_Assignment_. Lines with "added" in the records below: say how many there are, and add nothing.

_Material shown_.
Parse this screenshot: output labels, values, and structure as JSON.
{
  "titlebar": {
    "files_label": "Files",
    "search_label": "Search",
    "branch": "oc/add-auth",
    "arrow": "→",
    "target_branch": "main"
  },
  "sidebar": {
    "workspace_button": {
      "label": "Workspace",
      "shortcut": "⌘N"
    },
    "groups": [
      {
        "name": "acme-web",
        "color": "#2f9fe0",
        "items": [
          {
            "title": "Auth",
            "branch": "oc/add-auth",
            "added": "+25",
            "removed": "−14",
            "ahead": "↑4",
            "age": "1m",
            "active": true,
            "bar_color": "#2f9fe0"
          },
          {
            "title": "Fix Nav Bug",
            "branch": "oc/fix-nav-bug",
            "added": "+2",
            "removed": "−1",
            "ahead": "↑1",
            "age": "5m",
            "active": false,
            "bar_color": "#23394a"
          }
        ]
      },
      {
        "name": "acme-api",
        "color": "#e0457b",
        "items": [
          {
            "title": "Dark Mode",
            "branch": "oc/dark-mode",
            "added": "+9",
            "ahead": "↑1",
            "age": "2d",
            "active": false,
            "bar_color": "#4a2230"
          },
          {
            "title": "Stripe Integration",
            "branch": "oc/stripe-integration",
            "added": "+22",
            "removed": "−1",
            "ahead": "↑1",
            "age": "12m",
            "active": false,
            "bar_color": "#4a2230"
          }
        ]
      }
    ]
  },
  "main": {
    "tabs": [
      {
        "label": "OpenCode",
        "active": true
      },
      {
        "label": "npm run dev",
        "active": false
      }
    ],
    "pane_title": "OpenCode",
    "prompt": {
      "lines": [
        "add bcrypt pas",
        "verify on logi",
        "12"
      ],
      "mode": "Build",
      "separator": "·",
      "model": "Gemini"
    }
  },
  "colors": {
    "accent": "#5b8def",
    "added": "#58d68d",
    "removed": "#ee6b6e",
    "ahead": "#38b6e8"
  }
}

_Solution to the problem_. 5